- Data for processing -
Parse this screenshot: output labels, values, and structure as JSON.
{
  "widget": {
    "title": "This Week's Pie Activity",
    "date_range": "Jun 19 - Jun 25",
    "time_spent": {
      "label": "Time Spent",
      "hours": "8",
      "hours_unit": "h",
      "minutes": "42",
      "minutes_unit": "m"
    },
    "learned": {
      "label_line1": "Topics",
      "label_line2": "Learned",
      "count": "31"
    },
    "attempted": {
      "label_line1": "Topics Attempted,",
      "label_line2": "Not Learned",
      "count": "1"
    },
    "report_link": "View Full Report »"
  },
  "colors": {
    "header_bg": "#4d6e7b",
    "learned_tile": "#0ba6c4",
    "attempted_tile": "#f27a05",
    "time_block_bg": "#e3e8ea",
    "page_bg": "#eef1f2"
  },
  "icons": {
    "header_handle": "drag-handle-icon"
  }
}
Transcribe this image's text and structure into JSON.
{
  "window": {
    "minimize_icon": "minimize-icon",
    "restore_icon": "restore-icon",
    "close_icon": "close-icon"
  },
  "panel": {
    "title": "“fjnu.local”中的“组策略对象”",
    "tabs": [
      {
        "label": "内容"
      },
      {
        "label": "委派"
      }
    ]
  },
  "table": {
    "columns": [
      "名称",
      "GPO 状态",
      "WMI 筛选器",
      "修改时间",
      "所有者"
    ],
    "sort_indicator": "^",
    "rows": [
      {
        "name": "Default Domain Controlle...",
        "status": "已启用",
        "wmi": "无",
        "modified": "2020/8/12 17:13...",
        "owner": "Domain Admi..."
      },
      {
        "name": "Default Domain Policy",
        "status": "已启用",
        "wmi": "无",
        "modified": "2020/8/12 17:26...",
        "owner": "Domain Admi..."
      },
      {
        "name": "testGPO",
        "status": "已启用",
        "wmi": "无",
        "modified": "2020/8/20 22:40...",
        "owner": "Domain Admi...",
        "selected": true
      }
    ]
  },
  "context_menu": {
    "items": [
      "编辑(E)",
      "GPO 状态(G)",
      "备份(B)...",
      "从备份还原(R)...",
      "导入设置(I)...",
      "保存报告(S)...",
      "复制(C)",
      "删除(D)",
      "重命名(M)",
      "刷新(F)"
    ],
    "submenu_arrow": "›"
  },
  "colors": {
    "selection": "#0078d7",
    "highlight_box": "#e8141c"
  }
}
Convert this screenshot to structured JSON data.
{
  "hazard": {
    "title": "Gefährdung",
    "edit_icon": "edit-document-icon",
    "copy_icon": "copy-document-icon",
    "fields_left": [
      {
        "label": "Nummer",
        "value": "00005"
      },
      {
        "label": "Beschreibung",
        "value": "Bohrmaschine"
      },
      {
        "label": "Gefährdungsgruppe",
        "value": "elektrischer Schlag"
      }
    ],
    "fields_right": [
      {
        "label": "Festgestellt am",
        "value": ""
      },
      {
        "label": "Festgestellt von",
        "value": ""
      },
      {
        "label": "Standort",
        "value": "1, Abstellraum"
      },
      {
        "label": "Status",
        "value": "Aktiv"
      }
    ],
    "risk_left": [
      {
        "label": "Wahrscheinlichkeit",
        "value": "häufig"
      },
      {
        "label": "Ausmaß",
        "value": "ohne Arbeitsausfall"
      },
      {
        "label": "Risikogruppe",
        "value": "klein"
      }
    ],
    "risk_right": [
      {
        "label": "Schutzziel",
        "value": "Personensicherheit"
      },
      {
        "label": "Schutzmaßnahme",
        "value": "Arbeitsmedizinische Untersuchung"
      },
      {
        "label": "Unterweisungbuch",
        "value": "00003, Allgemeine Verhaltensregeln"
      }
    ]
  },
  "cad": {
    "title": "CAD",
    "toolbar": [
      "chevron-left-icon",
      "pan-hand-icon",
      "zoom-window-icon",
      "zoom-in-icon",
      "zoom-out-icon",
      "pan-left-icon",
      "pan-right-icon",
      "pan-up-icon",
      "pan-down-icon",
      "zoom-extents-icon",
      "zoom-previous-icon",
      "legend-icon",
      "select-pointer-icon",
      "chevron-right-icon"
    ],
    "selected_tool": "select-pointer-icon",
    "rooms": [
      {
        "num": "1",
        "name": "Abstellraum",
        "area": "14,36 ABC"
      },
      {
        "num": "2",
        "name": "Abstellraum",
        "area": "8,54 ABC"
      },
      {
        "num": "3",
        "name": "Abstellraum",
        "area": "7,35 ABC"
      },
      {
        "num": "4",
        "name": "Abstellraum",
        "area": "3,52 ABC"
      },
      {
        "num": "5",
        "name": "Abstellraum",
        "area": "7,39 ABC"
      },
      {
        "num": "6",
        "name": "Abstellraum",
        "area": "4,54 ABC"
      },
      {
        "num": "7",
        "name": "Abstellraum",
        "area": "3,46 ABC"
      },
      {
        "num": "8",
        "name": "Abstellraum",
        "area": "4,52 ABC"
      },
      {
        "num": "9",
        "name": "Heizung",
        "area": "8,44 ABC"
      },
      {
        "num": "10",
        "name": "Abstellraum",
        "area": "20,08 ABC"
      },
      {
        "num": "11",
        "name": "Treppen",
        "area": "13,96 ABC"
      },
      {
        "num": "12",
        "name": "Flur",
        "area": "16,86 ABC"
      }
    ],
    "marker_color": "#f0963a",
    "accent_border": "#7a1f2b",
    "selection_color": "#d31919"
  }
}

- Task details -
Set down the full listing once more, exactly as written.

- Reply -
Parse this screenshot: output labels, values, and structure as JSON.
{
  "widget": {
    "title": "This Week's Pie Activity",
    "date_range": "Jun 19 - Jun 25",
    "time_spent": {
      "label": "Time Spent",
      "hours": "8",
      "hours_unit": "h",
      "minutes": "42",
      "minutes_unit": "m"
    },
    "learned": {
      "label_line1": "Topics",
      "label_line2": "Learned",
      "count": "31"
    },
    "attempted": {
      "label_line1": "Topics Attempted,",
      "label_line2": "Not Learned",
      "count": "1"
    },
    "report_link": "View Full Report »"
  },
  "colors": {
    "header_bg": "#4d6e7b",
    "learned_tile": "#0ba6c4",
    "attempted_tile": "#f27a05",
    "time_block_bg": "#e3e8ea",
    "page_bg": "#eef1f2"
  },
  "icons": {
    "header_handle": "drag-handle-icon"
  }
}
Transcribe this image's text and structure into JSON.
{
  "window": {
    "minimize_icon": "minimize-icon",
    "restore_icon": "restore-icon",
    "close_icon": "close-icon"
  },
  "panel": {
    "title": "“fjnu.local”中的“组策略对象”",
    "tabs": [
      {
        "label": "内容"
      },
      {
        "label": "委派"
      }
    ]
  },
  "table": {
    "columns": [
      "名称",
      "GPO 状态",
      "WMI 筛选器",
      "修改时间",
      "所有者"
    ],
    "sort_indicator": "^",
    "rows": [
      {
        "name": "Default Domain Controlle...",
        "status": "已启用",
        "wmi": "无",
        "modified": "2020/8/12 17:13...",
        "owner": "Domain Admi..."
      },
      {
        "name": "Default Domain Policy",
        "status": "已启用",
        "wmi": "无",
        "modified": "2020/8/12 17:26...",
        "owner": "Domain Admi..."
      },
      {
        "name": "testGPO",
        "status": "已启用",
        "wmi": "无",
        "modified": "2020/8/20 22:40...",
        "owner": "Domain Admi...",
        "selected": true
      }
    ]
  },
  "context_menu": {
    "items": [
      "编辑(E)",
      "GPO 状态(G)",
      "备份(B)...",
      "从备份还原(R)...",
      "导入设置(I)...",
      "保存报告(S)...",
      "复制(C)",
      "删除(D)",
      "重命名(M)",
      "刷新(F)"
    ],
    "submenu_arrow": "›"
  },
  "colors": {
    "selection": "#0078d7",
    "highlight_box": "#e8141c"
  }
}
Convert this screenshot to structured JSON data.
{
  "hazard": {
    "title": "Gefährdung",
    "edit_icon": "edit-document-icon",
    "copy_icon": "copy-document-icon",
    "fields_left": [
      {
        "label": "Nummer",
        "value": "00005"
      },
      {
        "label": "Beschreibung",
        "value": "Bohrmaschine"
      },
      {
        "label": "Gefährdungsgruppe",
        "value": "elektrischer Schlag"
      }
    ],
    "fields_right": [
      {
        "label": "Festgestellt am",
        "value": ""
      },
      {
        "label": "Festgestellt von",
        "value": ""
      },
      {
        "label": "Standort",
        "value": "1, Abstellraum"
      },
      {
        "label": "Status",
        "value": "Aktiv"
      }
    ],
    "risk_left": [
      {
        "label": "Wahrscheinlichkeit",
        "value": "häufig"
      },
      {
        "label": "Ausmaß",
        "value": "ohne Arbeitsausfall"
      },
      {
        "label": "Risikogruppe",
        "value": "klein"
      }
    ],
    "risk_right": [
      {
        "label": "Schutzziel",
        "value": "Personensicherheit"
      },
      {
        "label": "Schutzmaßnahme",
        "value": "Arbeitsmedizinische Untersuchung"
      },
      {
        "label": "Unterweisungbuch",
        "value": "00003, Allgemeine Verhaltensregeln"
      }
    ]
  },
  "cad": {
    "title": "CAD",
    "toolbar": [
      "chevron-left-icon",
      "pan-hand-icon",
      "zoom-window-icon",
      "zoom-in-icon",
      "zoom-out-icon",
      "pan-left-icon",
      "pan-right-icon",
      "pan-up-icon",
      "pan-down-icon",
      "zoom-extents-icon",
      "zoom-previous-icon",
      "legend-icon",
      "select-pointer-icon",
      "chevron-right-icon"
    ],
    "selected_tool": "select-pointer-icon",
    "rooms": [
      {
        "num": "1",
        "name": "Abstellraum",
        "area": "14,36 ABC"
      },
      {
        "num": "2",
        "name": "Abstellraum",
        "area": "8,54 ABC"
      },
      {
        "num": "3",
        "name": "Abstellraum",
        "area": "7,35 ABC"
      },
      {
        "num": "4",
        "name": "Abstellraum",
        "area": "3,52 ABC"
      },
      {
        "num": "5",
        "name": "Abstellraum",
        "area": "7,39 ABC"
      },
      {
        "num": "6",
        "name": "Abstellraum",
        "area": "4,54 ABC"
      },
      {
        "num": "7",
        "name": "Abstellraum",
        "area": "3,46 ABC"
      },
      {
        "num": "8",
        "name": "Abstellraum",
        "area": "4,52 ABC"
      },
      {
        "num": "9",
        "name": "Heizung",
        "area": "8,44 ABC"
      },
      {
        "num": "10",
        "name": "Abstellraum",
        "area": "20,08 ABC"
      },
      {
        "num": "11",
        "name": "Treppen",
        "area": "13,96 ABC"
      },
      {
        "num": "12",
        "name": "Flur",
        "area": "16,86 ABC"
      }
    ],
    "marker_color": "#f0963a",
    "accent_border": "#7a1f2b",
    "selection_color": "#d31919"
  }
}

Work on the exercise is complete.